What once had been common practice has all but disappeared from the medical landscape. By 1980, house calls accounted for 0.6% of all doctor-patient encounters. The reasons: increased specialization and new technology that require patients to go to hospitals and doctors’ offices for their care. In the view of many medical professionals, an inconvenient and inefficient use of their time.
But house calls may be making a comeback as a way to cut costs and provide better quality care for the elderly and chronically ill. Our changing demographic picture may hasten the revival, given that by 2040 the number of people over 65 will double to nearly 72 million, or one in five Americans.
House calls could save Medicare billions of dollars by reducing expenses for the highest-cost beneficiaries—the 5% that account for more than 50% of Medicare’s expenditures. It could also help reduce costs by caring for people at the end of their lives at home instead of in the hospital. Twenty-five percent of Medicare dollars is spent on people in their last year of life, mainly because of the high cost of hospitalization.
Helping spark prospects for a house call revival is a demonstration project by the federal Center for Medicare and Medicaid Services (CMS) that has won plaudits for delivering high-quality medical care and social services to chronically ill people in their homes while significantly reducing total Medicare costs.
An effective telemedicine program is the result of an effective strategy, business model, operations and technology. Reasons for clinicians to create a telemedicine program include increasing access to care, reducing cost, attracting consumers and expanding reach. The impact of these strategies can be measured through both return on investment (ROI) and value metrics. When looking at ROI metrics, these may include any combination of direct revenue from payers or contracts, indirect revenue from new patients or cost avoidance through avoided visits or hospitalizations. Value metrics may vary greatly depending upon the telemedicine intervention and clinical specialty, but could include improvements in access for new patients or clinical quality metrics like medication adherence.
Telemedicine provides an avenue to participate in the shift to value-based care by offering patients new ways to access healthcare, improving the quality of care for patients through sustained connections between clinician and patient and improving patient outcomes and experience. Flipping the traditional paradigm of having a patient come to the clinician’s office, telemedicine allows for clinicians to meet patients in their location—whether in the patient’s home, office, an outpatient clinic closer to the patient’s home, or even inpatient or post-acute settings.
In many ways, telemedicine has allowed the return of the “virtual" house call.
October 1st marked one year since ICD-10 replaced ICD-9 as the diagnostic code set for all HIPAA standard health insurance claims. The new coding system significantly increased the amount of data that is captured by diagnostic codes including greater specificity regarding disease severity and greater data on the specific anatomy the disease or condition is affecting.
Rather than diagnosing a broken hand, ICD-10 allows providers to document precise details such as which specific bone was broken on which hand as well as the severity of the fracture. This ability for more granular documentation therefore required an increase from about 14,000 ICD-9 codes to about 70,000 codes under ICD-10.

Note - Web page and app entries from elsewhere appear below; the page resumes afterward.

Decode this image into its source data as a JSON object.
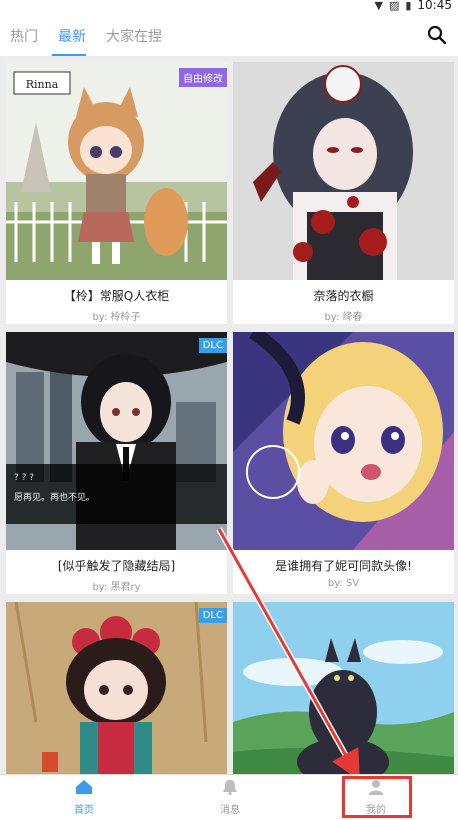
{
  "status_bar": {
    "time": "10:45"
  },
  "tabs": [
    {
      "label": "热门"
    },
    {
      "label": "最新"
    },
    {
      "label": "大家在捏"
    }
  ],
  "cards": [
    {
      "title": "【柃】常服Q人衣柜",
      "author": "by: 柃柃子",
      "badge": "自由修改",
      "logo_text": "Rinna"
    },
    {
      "title": "奈落的衣橱",
      "author": "by: 绛春",
      "badge": ""
    },
    {
      "title": "[似乎触发了隐藏结局]",
      "author": "by: 黑君ry",
      "badge": "DLC",
      "dialog_name": "? ? ?",
      "dialog_text": "愿再见。再也不见。"
    },
    {
      "title": "是谁拥有了妮可同款头像!",
      "author": "by: SV",
      "badge": ""
    },
    {
      "title": "",
      "author": "",
      "badge": "DLC"
    },
    {
      "title": "",
      "author": "",
      "badge": ""
    }
  ],
  "bottom_nav": {
    "home": "首页",
    "messages": "消息",
    "mine": "我的"
  },
  "colors": {
    "accent": "#3d9be9",
    "highlight": "#e53935",
    "badge_purple": "#8f67e8",
    "badge_blue": "#3aa0e6"
  }
}
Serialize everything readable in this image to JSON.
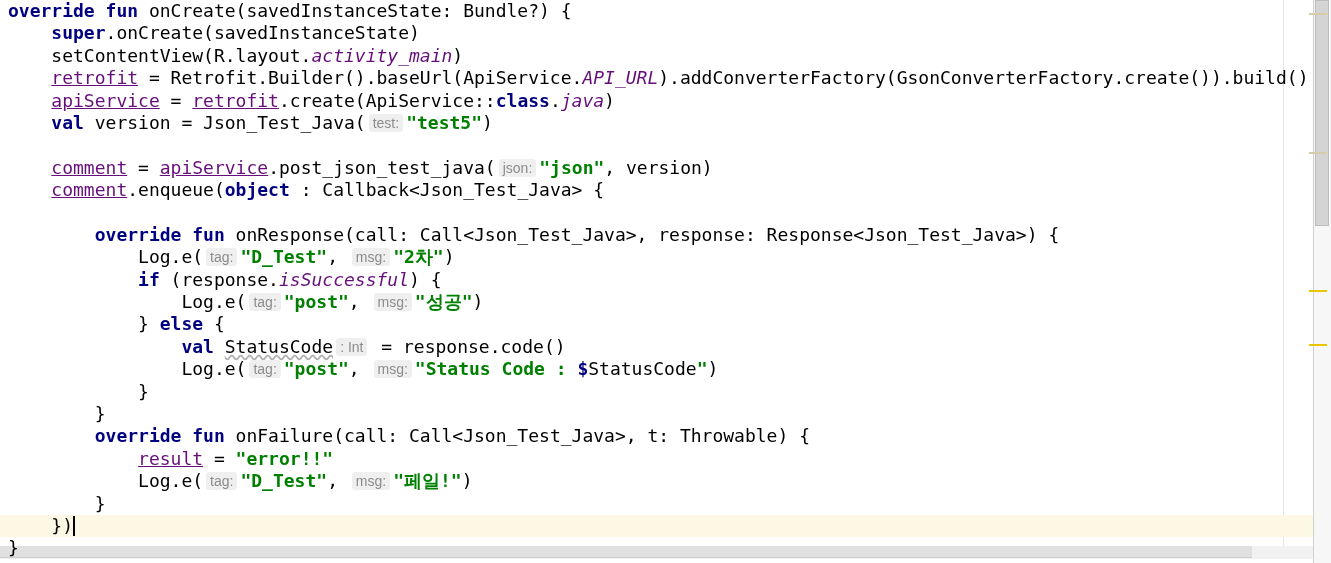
{
  "editor": {
    "lines": [
      {
        "current": false,
        "tokens": [
          {
            "kind": "keyword",
            "text": "override"
          },
          {
            "kind": "keyword",
            "text": " fun"
          },
          {
            "kind": "plain",
            "text": " onCreate(savedInstanceState: Bundle?) {"
          }
        ]
      },
      {
        "current": false,
        "tokens": [
          {
            "kind": "keyword",
            "text": "    super"
          },
          {
            "kind": "plain",
            "text": ".onCreate(savedInstanceState)"
          }
        ]
      },
      {
        "current": false,
        "tokens": [
          {
            "kind": "plain",
            "text": "    setContentView(R.layout."
          },
          {
            "kind": "static",
            "text": "activity_main"
          },
          {
            "kind": "plain",
            "text": ")"
          }
        ]
      },
      {
        "current": false,
        "tokens": [
          {
            "kind": "field",
            "text": "    retrofit"
          },
          {
            "kind": "plain",
            "text": " = Retrofit.Builder().baseUrl(ApiService."
          },
          {
            "kind": "static",
            "text": "API_URL"
          },
          {
            "kind": "plain",
            "text": ").addConverterFactory(GsonConverterFactory.create()).build()"
          }
        ]
      },
      {
        "current": false,
        "tokens": [
          {
            "kind": "field",
            "text": "    apiService"
          },
          {
            "kind": "plain",
            "text": " = "
          },
          {
            "kind": "field",
            "text": "retrofit"
          },
          {
            "kind": "plain",
            "text": ".create(ApiService::"
          },
          {
            "kind": "keyword",
            "text": "class"
          },
          {
            "kind": "plain",
            "text": "."
          },
          {
            "kind": "static",
            "text": "java"
          },
          {
            "kind": "plain",
            "text": ")"
          }
        ]
      },
      {
        "current": false,
        "tokens": [
          {
            "kind": "keyword",
            "text": "    val"
          },
          {
            "kind": "plain",
            "text": " version = Json_Test_Java("
          },
          {
            "kind": "hint",
            "text": "test:"
          },
          {
            "kind": "string",
            "text": "\"test5\""
          },
          {
            "kind": "plain",
            "text": ")"
          }
        ]
      },
      {
        "current": false
      },
      {
        "current": false,
        "tokens": [
          {
            "kind": "field",
            "text": "    comment"
          },
          {
            "kind": "plain",
            "text": " = "
          },
          {
            "kind": "field",
            "text": "apiService"
          },
          {
            "kind": "plain",
            "text": ".post_json_test_java("
          },
          {
            "kind": "hint",
            "text": "json:"
          },
          {
            "kind": "string",
            "text": "\"json\""
          },
          {
            "kind": "plain",
            "text": ", version)"
          }
        ]
      },
      {
        "current": false,
        "tokens": [
          {
            "kind": "field",
            "text": "    comment"
          },
          {
            "kind": "plain",
            "text": ".enqueue("
          },
          {
            "kind": "keyword",
            "text": "object"
          },
          {
            "kind": "plain",
            "text": " : Callback<Json_Test_Java> {"
          }
        ]
      },
      {
        "current": false
      },
      {
        "current": false,
        "tokens": [
          {
            "kind": "keyword",
            "text": "        override"
          },
          {
            "kind": "keyword",
            "text": " fun"
          },
          {
            "kind": "plain",
            "text": " onResponse(call: Call<Json_Test_Java>, response: Response<Json_Test_Java>) {"
          }
        ]
      },
      {
        "current": false,
        "tokens": [
          {
            "kind": "plain",
            "text": "            Log.e("
          },
          {
            "kind": "hint",
            "text": "tag:"
          },
          {
            "kind": "string",
            "text": "\"D_Test\""
          },
          {
            "kind": "plain",
            "text": ", "
          },
          {
            "kind": "hint",
            "text": "msg:"
          },
          {
            "kind": "string",
            "text": "\"2차\""
          },
          {
            "kind": "plain",
            "text": ")"
          }
        ]
      },
      {
        "current": false,
        "tokens": [
          {
            "kind": "keyword",
            "text": "            if"
          },
          {
            "kind": "plain",
            "text": " (response."
          },
          {
            "kind": "static",
            "text": "isSuccessful"
          },
          {
            "kind": "plain",
            "text": ") {"
          }
        ]
      },
      {
        "current": false,
        "tokens": [
          {
            "kind": "plain",
            "text": "                Log.e("
          },
          {
            "kind": "hint",
            "text": "tag:"
          },
          {
            "kind": "string",
            "text": "\"post\""
          },
          {
            "kind": "plain",
            "text": ", "
          },
          {
            "kind": "hint",
            "text": "msg:"
          },
          {
            "kind": "string",
            "text": "\"성공\""
          },
          {
            "kind": "plain",
            "text": ")"
          }
        ]
      },
      {
        "current": false,
        "tokens": [
          {
            "kind": "plain",
            "text": "            } "
          },
          {
            "kind": "keyword",
            "text": "else"
          },
          {
            "kind": "plain",
            "text": " {"
          }
        ]
      },
      {
        "current": false,
        "tokens": [
          {
            "kind": "keyword",
            "text": "                val"
          },
          {
            "kind": "warning",
            "text": " StatusCode"
          },
          {
            "kind": "hint",
            "text": ": Int"
          },
          {
            "kind": "plain",
            "text": " = response.code()"
          }
        ]
      },
      {
        "current": false,
        "tokens": [
          {
            "kind": "plain",
            "text": "                Log.e("
          },
          {
            "kind": "hint",
            "text": "tag:"
          },
          {
            "kind": "string",
            "text": "\"post\""
          },
          {
            "kind": "plain",
            "text": ", "
          },
          {
            "kind": "hint",
            "text": "msg:"
          },
          {
            "kind": "string",
            "text": "\"Status Code : "
          },
          {
            "kind": "keyword",
            "text": "$"
          },
          {
            "kind": "plain",
            "text": "StatusCode"
          },
          {
            "kind": "string",
            "text": "\""
          },
          {
            "kind": "plain",
            "text": ")"
          }
        ]
      },
      {
        "current": false,
        "tokens": [
          {
            "kind": "plain",
            "text": "            }"
          }
        ]
      },
      {
        "current": false,
        "tokens": [
          {
            "kind": "plain",
            "text": "        }"
          }
        ]
      },
      {
        "current": false,
        "tokens": [
          {
            "kind": "keyword",
            "text": "        override"
          },
          {
            "kind": "keyword",
            "text": " fun"
          },
          {
            "kind": "plain",
            "text": " onFailure(call: Call<Json_Test_Java>, t: Throwable) {"
          }
        ]
      },
      {
        "current": false,
        "tokens": [
          {
            "kind": "field",
            "text": "            result"
          },
          {
            "kind": "plain",
            "text": " = "
          },
          {
            "kind": "string",
            "text": "\"error!!\""
          }
        ]
      },
      {
        "current": false,
        "tokens": [
          {
            "kind": "plain",
            "text": "            Log.e("
          },
          {
            "kind": "hint",
            "text": "tag:"
          },
          {
            "kind": "string",
            "text": "\"D_Test\""
          },
          {
            "kind": "plain",
            "text": ", "
          },
          {
            "kind": "hint",
            "text": "msg:"
          },
          {
            "kind": "string",
            "text": "\"페일!\""
          },
          {
            "kind": "plain",
            "text": ")"
          }
        ]
      },
      {
        "current": false,
        "tokens": [
          {
            "kind": "plain",
            "text": "        }"
          }
        ]
      },
      {
        "current": true,
        "tokens": [
          {
            "kind": "plain",
            "text": "    })"
          }
        ]
      },
      {
        "current": false,
        "tokens": [
          {
            "kind": "plain",
            "text": "}"
          }
        ]
      }
    ]
  }
}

Claims adjudication rules have always required that a claim be coded to the greatest degree of specificity available. Because the information embedded in an ICD-9 code was less specific than what is in the ICD-10 code, the prospect of a claim being rejected due to lack of specificity was limited under ICD-9. With ICD-10, however, the possibility that claims could be rejected due to lack of specificity multiplied by several times. It wasn’t enough to select a code indicating that the patient had a broken bone, under ICD-10, the provider could specific laterality and cause as well.
The Medicare Access and CHIP Reauthorization Act of 2015 (MACRA) repeals the Medicare sustainable growth rate (SGR) methodology for updates to the physician fee schedule (PFS) and replaces it with a new approach to payment called the Quality Payment Program that rewards the delivery of high-quality patient care through two avenues: Advanced Alternative Payment Models (Advanced APMs) and the Merit-based Incentive Payment System (MIPS) for eligible clinicians or groups under the PFS. This final rule with comment period establishes incentives for participation in certain alternative payment models (APMs) and includes the criteria for use by the Physician-Focused Payment Model Technical Advisory Committee (PTAC) in making comments and recommendations on physician-focused payment models (PFPMs). Alternative Payment Models are payment approaches, developed in partnership with the clinician community, that provide added incentives to deliver high-quality and cost-efficient care. APMs can apply to a specific clinical condition, a care episode, or a population. This final rule with comment period also establishes the MIPS, a new program for certain Medicare-enrolled practitioners. MIPS will consolidate components of three existing programs, the Physician Quality Reporting System (PQRS), the Physician Value-based Payment Modifier (VM), and the Medicare Electronic Health Record (EHR) Incentive Program for Eligible Professionals (EPs), and will continue the focus on quality, cost, and use of certified EHR technology (CEHRT) in a cohesive program that avoids redundancies. In this final rule with comment period we have rebranded key terminology based on feedback from stakeholders, with the goal of selecting terms that will be more easily identified and understood by our stakeholders.